Complete, exact copies of all entries are needed.

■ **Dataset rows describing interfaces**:
******

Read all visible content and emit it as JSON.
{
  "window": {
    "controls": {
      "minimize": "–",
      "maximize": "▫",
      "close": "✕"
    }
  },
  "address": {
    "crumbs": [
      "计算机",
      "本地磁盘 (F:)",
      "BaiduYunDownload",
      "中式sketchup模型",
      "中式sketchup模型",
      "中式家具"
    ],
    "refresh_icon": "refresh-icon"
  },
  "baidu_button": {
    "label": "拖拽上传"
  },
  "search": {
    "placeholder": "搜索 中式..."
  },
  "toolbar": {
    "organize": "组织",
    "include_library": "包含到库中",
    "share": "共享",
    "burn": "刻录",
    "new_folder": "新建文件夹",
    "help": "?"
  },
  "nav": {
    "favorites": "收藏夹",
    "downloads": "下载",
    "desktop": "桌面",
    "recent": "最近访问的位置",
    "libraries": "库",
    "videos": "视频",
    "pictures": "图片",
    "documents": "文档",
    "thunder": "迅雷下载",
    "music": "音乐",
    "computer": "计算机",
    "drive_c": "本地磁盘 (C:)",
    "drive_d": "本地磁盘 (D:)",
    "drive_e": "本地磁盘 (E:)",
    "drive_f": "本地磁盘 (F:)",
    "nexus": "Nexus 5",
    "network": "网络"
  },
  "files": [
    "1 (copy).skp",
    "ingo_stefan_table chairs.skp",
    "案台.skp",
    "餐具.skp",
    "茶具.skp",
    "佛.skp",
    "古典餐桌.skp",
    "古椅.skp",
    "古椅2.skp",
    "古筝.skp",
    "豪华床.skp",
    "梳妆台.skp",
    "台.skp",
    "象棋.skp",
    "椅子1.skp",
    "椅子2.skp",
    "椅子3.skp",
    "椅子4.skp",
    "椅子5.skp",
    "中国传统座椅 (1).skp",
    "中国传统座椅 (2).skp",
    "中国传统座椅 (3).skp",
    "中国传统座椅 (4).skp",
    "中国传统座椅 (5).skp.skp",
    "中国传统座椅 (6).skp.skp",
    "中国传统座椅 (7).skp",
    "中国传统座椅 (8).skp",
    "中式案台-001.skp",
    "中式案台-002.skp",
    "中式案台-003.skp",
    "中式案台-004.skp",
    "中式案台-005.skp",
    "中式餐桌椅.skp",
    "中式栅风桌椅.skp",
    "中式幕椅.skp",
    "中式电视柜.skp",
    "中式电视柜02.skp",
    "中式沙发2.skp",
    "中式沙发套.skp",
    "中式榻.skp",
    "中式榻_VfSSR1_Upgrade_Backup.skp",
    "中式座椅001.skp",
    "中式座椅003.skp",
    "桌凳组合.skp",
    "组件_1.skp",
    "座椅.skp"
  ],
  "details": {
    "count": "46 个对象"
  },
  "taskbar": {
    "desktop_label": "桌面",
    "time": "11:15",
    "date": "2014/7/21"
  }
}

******

■ **Task output**:
Read all visible content and emit it as JSON.
{
  "window": {
    "controls": {
      "minimize": "–",
      "maximize": "▫",
      "close": "✕"
    }
  },
  "address": {
    "crumbs": [
      "计算机",
      "本地磁盘 (F:)",
      "BaiduYunDownload",
      "中式sketchup模型",
      "中式sketchup模型",
      "中式家具"
    ],
    "refresh_icon": "refresh-icon"
  },
  "baidu_button": {
    "label": "拖拽上传"
  },
  "search": {
    "placeholder": "搜索 中式..."
  },
  "toolbar": {
    "organize": "组织",
    "include_library": "包含到库中",
    "share": "共享",
    "burn": "刻录",
    "new_folder": "新建文件夹",
    "help": "?"
  },
  "nav": {
    "favorites": "收藏夹",
    "downloads": "下载",
    "desktop": "桌面",
    "recent": "最近访问的位置",
    "libraries": "库",
    "videos": "视频",
    "pictures": "图片",
    "documents": "文档",
    "thunder": "迅雷下载",
    "music": "音乐",
    "computer": "计算机",
    "drive_c": "本地磁盘 (C:)",
    "drive_d": "本地磁盘 (D:)",
    "drive_e": "本地磁盘 (E:)",
    "drive_f": "本地磁盘 (F:)",
    "nexus": "Nexus 5",
    "network": "网络"
  },
  "files": [
    "1 (copy).skp",
    "ingo_stefan_table chairs.skp",
    "案台.skp",
    "餐具.skp",
    "茶具.skp",
    "佛.skp",
    "古典餐桌.skp",
    "古椅.skp",
    "古椅2.skp",
    "古筝.skp",
    "豪华床.skp",
    "梳妆台.skp",
    "台.skp",
    "象棋.skp",
    "椅子1.skp",
    "椅子2.skp",
    "椅子3.skp",
    "椅子4.skp",
    "椅子5.skp",
    "中国传统座椅 (1).skp",
    "中国传统座椅 (2).skp",
    "中国传统座椅 (3).skp",
    "中国传统座椅 (4).skp",
    "中国传统座椅 (5).skp.skp",
    "中国传统座椅 (6).skp.skp",
    "中国传统座椅 (7).skp",
    "中国传统座椅 (8).skp",
    "中式案台-001.skp",
    "中式案台-002.skp",
    "中式案台-003.skp",
    "中式案台-004.skp",
    "中式案台-005.skp",
    "中式餐桌椅.skp",
    "中式栅风桌椅.skp",
    "中式幕椅.skp",
    "中式电视柜.skp",
    "中式电视柜02.skp",
    "中式沙发2.skp",
    "中式沙发套.skp",
    "中式榻.skp",
    "中式榻_VfSSR1_Upgrade_Backup.skp",
    "中式座椅001.skp",
    "中式座椅003.skp",
    "桌凳组合.skp",
    "组件_1.skp",
    "座椅.skp"
  ],
  "details": {
    "count": "46 个对象"
  },
  "taskbar": {
    "desktop_label": "桌面",
    "time": "11:15",
    "date": "2014/7/21"
  }
}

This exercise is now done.